Luckily, pancake art is very forgiving. Provided you still haven’t heated the pan, you can erase your mistakes and start over again. Even though it may seem like the figure doesn’t look like much, once you flip the pancake over, by some sort of pancake magic, it will still look pretty good.
If worse comes to worst, and you find your creation irredeemable, the best thing is, it’s still edible and you can always eat your mistakes.
Here’s Orbase’s step-by-step instructions on how to make beautiful pancake shapes. With Mother’s Day coming soon, this would be an exciting—and delicious—project for mothers and their kids to tackle on that all important Sunday (and fathers can join, too).
Maya’s Pancake Art
For the pancake mixture:
1 box (500 g) Maya Original Hotcake Mix
2 medium-size eggs
4 tbsp cooking oil
1 ½ c water
For the pancake art:
Assorted food coloring
Cooking oil (for the nonstick pan)
Nonstick pan (preferably a crepe pan)
Wide pancake turners
Make the pancake mixture:
Mix all the pancake ingredients in a bowl until slightly lumpy (see package directions). Note: You can also use Maya’s Complete Hotcake Mix, which requires only the addition of water. Follow package directions to make the mixture.
Divide the mixture into individual squeeze bottles, the number of squeeze bottles depending on the kind of figures you want to make.
Make the pancake art:
Put the appropriate food coloring into each squeeze bottle and shake the bottles so the mixture becomes evenly colored. For example, if you want to make a smiley face, put yellow food coloring into one bottle of mixture to draw the face; red food coloring into another squeeze bottle for the eyes, etc.
Reserve one squeeze bottle of pancake mixture for making the outline. For this, you will need to color the mixture with black or brown food coloring. You may also need a squeeze bottle filled with uncolored pancake mixture.
Drench a large piece of paper towel with cooking oil. Wipe the surface of the nonstick pan with the oil, so the pancakes don’t stick.
Using the squeeze bottle with the black or brown food coloring, draw an outline of the shape you want to make on the pan. Do not turn on the heat yet. The outline is important as this serves as your guide when pouring the mixture, and it also keeps the pancake mixture from spreading.
Once you are sure of your outline, you can turn on the heat. Fill the outline with pancake mixture, according to the shape you are trying to create.
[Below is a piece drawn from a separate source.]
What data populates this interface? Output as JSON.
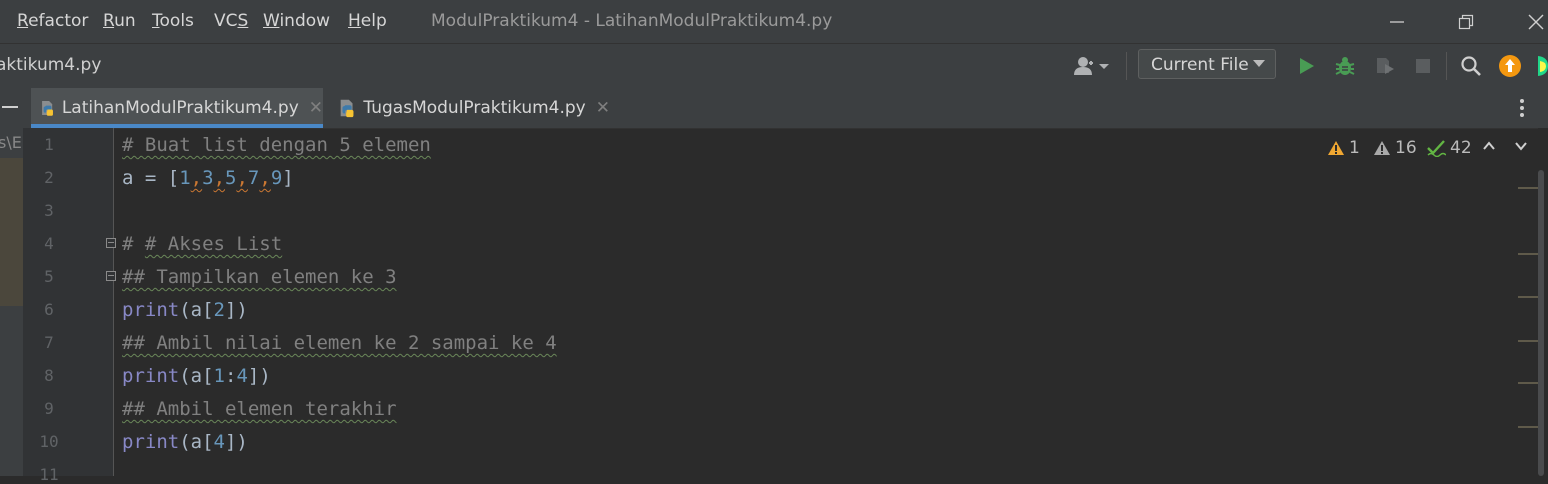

Let cook until large bubbles appear on the surface of the pancake.
Wipe a large pancake turner with cooking oil. Then use the pancake turner to flip the pancake so the other side cooks.
Cook until the pancake is no longer fluid and is completely cooked. Transfer the pancake to a plate and serve immediately. You may serve the pancake with butter, pancake syrup or fruit preserves.
If at first you’re not able to make perfect shapes, don’t worry. The Pancake Warrior says just keep practicing.
Make sure to use edible food coloring.
If you find it hard to draw the shapes freehand-style, you can use cookie cutters as your guide. Make the outline using your desired shape of cookie cutter, then just fill in with the pancake mixture. Suggested cookie cutter shapes: hearts, stars, teddy bears, etc.